The Federal Reserve fined Deutsche Bank $186 million on Wednesday, saying it moved too slowly to fix problems with the bank’s money-laundering controls that the bank regulator flagged in 2015 and 2017.
“Deutsche Bank has made insufficient remedial progress in compliance” with the orders it agreed to, the Fed said in a statement.
In fining the bank, the Fed issued a new order requiring Deutsche to “prioritize the completion” of controls that it should have imposed under earlier orders.
The central bank said the action was necessary because the bank had made some progress in establishing better controls, it was “exposed” The level of compliance risk increases when it comes to detecting money laundering or violations of US sanctions.
Deutsche, in a statement, said the Fed’s action is related to “our historic delays in complying with past enforcement actions and agreements.” But the bank said it had taken steps to step up its anti-money laundering controls, including adding staff to its team that crackdown on financial crimes.

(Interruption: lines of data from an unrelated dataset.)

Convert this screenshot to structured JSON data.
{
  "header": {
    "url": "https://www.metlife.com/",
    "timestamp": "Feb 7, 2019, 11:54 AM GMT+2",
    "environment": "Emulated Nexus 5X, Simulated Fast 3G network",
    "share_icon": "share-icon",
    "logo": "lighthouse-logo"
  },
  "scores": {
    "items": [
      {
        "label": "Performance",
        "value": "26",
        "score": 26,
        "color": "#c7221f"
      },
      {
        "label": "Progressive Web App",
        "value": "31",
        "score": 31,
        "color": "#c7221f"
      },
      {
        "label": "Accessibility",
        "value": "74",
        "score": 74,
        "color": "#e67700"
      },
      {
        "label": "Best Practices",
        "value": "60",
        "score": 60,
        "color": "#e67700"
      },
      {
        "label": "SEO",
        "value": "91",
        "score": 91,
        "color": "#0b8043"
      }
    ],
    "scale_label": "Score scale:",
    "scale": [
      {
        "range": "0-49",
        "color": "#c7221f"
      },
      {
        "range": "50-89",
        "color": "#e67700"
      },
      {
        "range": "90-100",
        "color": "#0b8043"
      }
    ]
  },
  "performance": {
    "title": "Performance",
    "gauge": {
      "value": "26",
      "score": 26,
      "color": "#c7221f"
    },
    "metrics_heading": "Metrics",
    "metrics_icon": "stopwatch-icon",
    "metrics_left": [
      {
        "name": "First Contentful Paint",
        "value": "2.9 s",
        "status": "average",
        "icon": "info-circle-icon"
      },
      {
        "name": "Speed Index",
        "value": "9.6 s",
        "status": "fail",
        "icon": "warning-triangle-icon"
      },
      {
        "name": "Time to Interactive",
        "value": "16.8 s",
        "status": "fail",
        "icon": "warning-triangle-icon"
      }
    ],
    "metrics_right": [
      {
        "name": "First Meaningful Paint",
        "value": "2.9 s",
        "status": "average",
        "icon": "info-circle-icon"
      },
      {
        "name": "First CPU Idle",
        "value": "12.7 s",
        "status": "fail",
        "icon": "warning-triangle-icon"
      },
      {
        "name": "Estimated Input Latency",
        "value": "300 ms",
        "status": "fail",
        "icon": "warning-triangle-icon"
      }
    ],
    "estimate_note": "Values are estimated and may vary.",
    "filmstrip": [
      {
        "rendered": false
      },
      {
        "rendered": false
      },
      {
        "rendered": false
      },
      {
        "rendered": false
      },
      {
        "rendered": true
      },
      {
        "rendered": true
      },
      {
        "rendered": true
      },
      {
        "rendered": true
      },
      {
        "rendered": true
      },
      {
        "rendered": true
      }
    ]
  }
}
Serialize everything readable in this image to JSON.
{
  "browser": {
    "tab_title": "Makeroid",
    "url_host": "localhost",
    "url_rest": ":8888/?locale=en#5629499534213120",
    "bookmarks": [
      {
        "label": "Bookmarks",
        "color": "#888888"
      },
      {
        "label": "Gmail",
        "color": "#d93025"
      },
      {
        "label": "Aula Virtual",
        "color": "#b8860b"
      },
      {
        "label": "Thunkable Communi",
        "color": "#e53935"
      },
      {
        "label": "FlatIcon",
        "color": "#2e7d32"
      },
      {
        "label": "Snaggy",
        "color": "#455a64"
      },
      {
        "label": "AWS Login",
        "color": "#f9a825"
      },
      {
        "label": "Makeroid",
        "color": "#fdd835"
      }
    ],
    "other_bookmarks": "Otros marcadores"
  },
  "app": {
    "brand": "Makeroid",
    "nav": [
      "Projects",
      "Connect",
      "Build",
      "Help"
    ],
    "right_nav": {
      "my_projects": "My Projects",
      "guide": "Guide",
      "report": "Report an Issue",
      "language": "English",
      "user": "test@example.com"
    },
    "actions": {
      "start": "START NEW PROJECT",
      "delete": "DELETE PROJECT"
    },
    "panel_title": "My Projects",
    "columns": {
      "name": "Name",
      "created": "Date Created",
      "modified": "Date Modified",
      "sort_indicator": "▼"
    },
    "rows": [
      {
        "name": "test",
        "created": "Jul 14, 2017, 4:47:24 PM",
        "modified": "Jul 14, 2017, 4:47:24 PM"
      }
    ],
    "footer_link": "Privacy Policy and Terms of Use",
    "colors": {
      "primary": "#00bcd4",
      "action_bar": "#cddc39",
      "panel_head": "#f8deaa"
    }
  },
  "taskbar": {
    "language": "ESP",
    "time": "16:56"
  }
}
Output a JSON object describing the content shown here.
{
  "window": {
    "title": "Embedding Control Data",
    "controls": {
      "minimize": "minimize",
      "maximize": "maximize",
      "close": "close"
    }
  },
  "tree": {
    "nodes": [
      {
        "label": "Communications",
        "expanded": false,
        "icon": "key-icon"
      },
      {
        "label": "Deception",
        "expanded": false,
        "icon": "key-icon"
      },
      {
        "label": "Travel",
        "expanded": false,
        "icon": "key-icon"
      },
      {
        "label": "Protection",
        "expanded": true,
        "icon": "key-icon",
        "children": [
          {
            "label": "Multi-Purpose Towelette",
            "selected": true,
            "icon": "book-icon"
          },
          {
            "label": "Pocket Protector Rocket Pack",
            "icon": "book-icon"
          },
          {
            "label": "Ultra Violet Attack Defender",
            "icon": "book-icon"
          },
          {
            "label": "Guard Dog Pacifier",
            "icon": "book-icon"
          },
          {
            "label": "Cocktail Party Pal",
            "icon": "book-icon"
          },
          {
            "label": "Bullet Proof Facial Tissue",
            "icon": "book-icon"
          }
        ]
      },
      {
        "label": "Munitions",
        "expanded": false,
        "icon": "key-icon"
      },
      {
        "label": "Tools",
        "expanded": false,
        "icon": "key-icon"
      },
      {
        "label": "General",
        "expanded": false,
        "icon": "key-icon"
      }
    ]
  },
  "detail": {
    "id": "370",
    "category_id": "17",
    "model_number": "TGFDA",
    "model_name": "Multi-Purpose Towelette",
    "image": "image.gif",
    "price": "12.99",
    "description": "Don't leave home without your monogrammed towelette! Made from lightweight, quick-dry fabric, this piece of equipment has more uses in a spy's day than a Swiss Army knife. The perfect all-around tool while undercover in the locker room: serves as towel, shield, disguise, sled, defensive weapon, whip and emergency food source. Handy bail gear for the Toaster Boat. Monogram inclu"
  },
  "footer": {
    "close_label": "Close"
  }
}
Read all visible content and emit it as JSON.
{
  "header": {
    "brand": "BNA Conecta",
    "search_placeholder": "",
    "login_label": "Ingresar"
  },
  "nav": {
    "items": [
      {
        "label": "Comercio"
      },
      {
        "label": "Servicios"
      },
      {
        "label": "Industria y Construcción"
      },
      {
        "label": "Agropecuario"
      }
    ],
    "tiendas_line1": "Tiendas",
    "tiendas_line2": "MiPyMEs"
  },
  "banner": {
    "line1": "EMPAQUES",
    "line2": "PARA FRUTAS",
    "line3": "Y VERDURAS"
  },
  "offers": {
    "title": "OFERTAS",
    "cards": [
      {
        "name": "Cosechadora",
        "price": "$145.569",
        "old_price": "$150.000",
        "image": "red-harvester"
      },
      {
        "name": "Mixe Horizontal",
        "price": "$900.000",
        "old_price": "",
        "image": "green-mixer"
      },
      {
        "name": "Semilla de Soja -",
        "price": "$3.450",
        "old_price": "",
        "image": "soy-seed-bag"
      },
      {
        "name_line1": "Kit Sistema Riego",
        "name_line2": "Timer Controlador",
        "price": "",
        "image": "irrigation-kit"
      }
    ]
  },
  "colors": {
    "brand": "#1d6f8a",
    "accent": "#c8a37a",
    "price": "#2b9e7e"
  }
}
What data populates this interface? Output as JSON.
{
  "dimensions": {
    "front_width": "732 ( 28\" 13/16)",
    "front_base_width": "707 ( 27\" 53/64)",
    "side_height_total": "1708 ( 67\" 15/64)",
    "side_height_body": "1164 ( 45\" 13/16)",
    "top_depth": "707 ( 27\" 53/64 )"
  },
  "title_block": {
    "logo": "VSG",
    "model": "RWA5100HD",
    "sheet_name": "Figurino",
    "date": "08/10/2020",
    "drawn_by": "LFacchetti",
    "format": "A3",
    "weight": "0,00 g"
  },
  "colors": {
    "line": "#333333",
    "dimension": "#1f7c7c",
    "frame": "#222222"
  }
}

Deutsche has had a troubled history with regulators and prosecutors. Over the past decade, the bank has been hit with numerous sanctions and large fines for failure to prevent money laundering and allegations of tax violations, price fixing and foreign bribery. In 2017, the bank reached a $7.2 billion civil settlement with federal prosecutors over the sale of toxic mortgage products during the 2008 financial crisis. The bank also paid a $150 million fine to the New York bank regulator in 2020, partly over its banking ties with disgraced financier Jeffrey Epstein.
The Fed’s 2015 and 2017 orders stemmed from Deutsche’s ties to Danske Bank’s Estonian branch, which is also a target of authorities.
Bank regulators had found that in its transactions with Danske Bank, Deutsche had not properly monitored transactions involving high-risk customers. Deutsche ceased doing business with Danske’s Estonian branch in 2015.
Last year, Danske, Denmark’s largest bank, pleaded guilty to charges arising from a long-running money-laundering investigation. The bank also agreed to pay a fine of $2 billion.